[Exercise instructions]
Would you please write out each entry that follows, exactly as written?

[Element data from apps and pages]
◇ ◇ ◇ ◇

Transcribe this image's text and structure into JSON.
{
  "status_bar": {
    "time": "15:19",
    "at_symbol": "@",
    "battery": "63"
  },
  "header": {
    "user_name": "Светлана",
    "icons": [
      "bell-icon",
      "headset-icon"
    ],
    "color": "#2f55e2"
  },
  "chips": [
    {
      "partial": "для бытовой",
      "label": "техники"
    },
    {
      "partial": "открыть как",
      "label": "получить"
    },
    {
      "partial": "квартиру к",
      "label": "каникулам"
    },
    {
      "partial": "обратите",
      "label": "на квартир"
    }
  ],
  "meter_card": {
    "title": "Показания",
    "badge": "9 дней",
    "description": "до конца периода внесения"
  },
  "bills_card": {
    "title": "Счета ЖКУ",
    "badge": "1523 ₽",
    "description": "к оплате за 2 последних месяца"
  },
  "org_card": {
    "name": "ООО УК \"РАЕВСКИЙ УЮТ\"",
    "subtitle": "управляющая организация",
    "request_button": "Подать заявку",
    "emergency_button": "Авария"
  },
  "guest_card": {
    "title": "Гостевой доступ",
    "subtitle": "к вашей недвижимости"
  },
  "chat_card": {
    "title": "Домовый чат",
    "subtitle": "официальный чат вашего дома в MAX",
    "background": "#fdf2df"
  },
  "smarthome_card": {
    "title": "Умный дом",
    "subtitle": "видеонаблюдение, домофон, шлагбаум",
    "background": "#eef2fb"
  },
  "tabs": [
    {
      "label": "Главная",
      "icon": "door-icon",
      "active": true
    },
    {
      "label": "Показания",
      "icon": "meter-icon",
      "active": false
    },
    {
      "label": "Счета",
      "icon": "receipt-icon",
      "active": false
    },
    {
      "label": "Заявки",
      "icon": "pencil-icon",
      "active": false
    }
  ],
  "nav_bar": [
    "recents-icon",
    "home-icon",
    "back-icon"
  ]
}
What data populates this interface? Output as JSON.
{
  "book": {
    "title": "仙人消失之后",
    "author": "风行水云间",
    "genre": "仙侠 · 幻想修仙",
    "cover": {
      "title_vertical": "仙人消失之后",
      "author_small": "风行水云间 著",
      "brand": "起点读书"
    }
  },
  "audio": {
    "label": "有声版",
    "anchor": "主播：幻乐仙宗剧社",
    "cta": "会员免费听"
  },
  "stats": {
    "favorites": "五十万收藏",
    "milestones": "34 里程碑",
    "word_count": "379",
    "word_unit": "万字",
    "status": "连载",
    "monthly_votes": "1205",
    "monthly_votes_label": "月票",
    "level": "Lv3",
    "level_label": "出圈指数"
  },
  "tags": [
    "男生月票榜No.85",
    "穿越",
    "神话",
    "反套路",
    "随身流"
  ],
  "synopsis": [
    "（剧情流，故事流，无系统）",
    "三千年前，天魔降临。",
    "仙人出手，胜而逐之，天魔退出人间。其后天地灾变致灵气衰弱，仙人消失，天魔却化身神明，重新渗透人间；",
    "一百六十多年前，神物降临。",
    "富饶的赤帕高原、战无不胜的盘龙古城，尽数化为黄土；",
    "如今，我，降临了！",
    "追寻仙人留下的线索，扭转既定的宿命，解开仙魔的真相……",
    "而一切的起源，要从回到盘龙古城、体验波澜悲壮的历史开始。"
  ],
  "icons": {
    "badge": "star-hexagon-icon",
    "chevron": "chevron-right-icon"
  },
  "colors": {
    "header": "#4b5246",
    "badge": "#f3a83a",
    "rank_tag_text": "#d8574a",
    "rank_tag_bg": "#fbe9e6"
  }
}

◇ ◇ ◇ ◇

[Response for this exercise]
Transcribe this image's text and structure into JSON.
{
  "status_bar": {
    "time": "15:19",
    "at_symbol": "@",
    "battery": "63"
  },
  "header": {
    "user_name": "Светлана",
    "icons": [
      "bell-icon",
      "headset-icon"
    ],
    "color": "#2f55e2"
  },
  "chips": [
    {
      "partial": "для бытовой",
      "label": "техники"
    },
    {
      "partial": "открыть как",
      "label": "получить"
    },
    {
      "partial": "квартиру к",
      "label": "каникулам"
    },
    {
      "partial": "обратите",
      "label": "на квартир"
    }
  ],
  "meter_card": {
    "title": "Показания",
    "badge": "9 дней",
    "description": "до конца периода внесения"
  },
  "bills_card": {
    "title": "Счета ЖКУ",
    "badge": "1523 ₽",
    "description": "к оплате за 2 последних месяца"
  },
  "org_card": {
    "name": "ООО УК \"РАЕВСКИЙ УЮТ\"",
    "subtitle": "управляющая организация",
    "request_button": "Подать заявку",
    "emergency_button": "Авария"
  },
  "guest_card": {
    "title": "Гостевой доступ",
    "subtitle": "к вашей недвижимости"
  },
  "chat_card": {
    "title": "Домовый чат",
    "subtitle": "официальный чат вашего дома в MAX",
    "background": "#fdf2df"
  },
  "smarthome_card": {
    "title": "Умный дом",
    "subtitle": "видеонаблюдение, домофон, шлагбаум",
    "background": "#eef2fb"
  },
  "tabs": [
    {
      "label": "Главная",
      "icon": "door-icon",
      "active": true
    },
    {
      "label": "Показания",
      "icon": "meter-icon",
      "active": false
    },
    {
      "label": "Счета",
      "icon": "receipt-icon",
      "active": false
    },
    {
      "label": "Заявки",
      "icon": "pencil-icon",
      "active": false
    }
  ],
  "nav_bar": [
    "recents-icon",
    "home-icon",
    "back-icon"
  ]
}
What data populates this interface? Output as JSON.
{
  "book": {
    "title": "仙人消失之后",
    "author": "风行水云间",
    "genre": "仙侠 · 幻想修仙",
    "cover": {
      "title_vertical": "仙人消失之后",
      "author_small": "风行水云间 著",
      "brand": "起点读书"
    }
  },
  "audio": {
    "label": "有声版",
    "anchor": "主播：幻乐仙宗剧社",
    "cta": "会员免费听"
  },
  "stats": {
    "favorites": "五十万收藏",
    "milestones": "34 里程碑",
    "word_count": "379",
    "word_unit": "万字",
    "status": "连载",
    "monthly_votes": "1205",
    "monthly_votes_label": "月票",
    "level": "Lv3",
    "level_label": "出圈指数"
  },
  "tags": [
    "男生月票榜No.85",
    "穿越",
    "神话",
    "反套路",
    "随身流"
  ],
  "synopsis": [
    "（剧情流，故事流，无系统）",
    "三千年前，天魔降临。",
    "仙人出手，胜而逐之，天魔退出人间。其后天地灾变致灵气衰弱，仙人消失，天魔却化身神明，重新渗透人间；",
    "一百六十多年前，神物降临。",
    "富饶的赤帕高原、战无不胜的盘龙古城，尽数化为黄土；",
    "如今，我，降临了！",
    "追寻仙人留下的线索，扭转既定的宿命，解开仙魔的真相……",
    "而一切的起源，要从回到盘龙古城、体验波澜悲壮的历史开始。"
  ],
  "icons": {
    "badge": "star-hexagon-icon",
    "chevron": "chevron-right-icon"
  },
  "colors": {
    "header": "#4b5246",
    "badge": "#f3a83a",
    "rank_tag_text": "#d8574a",
    "rank_tag_bg": "#fbe9e6"
  }
}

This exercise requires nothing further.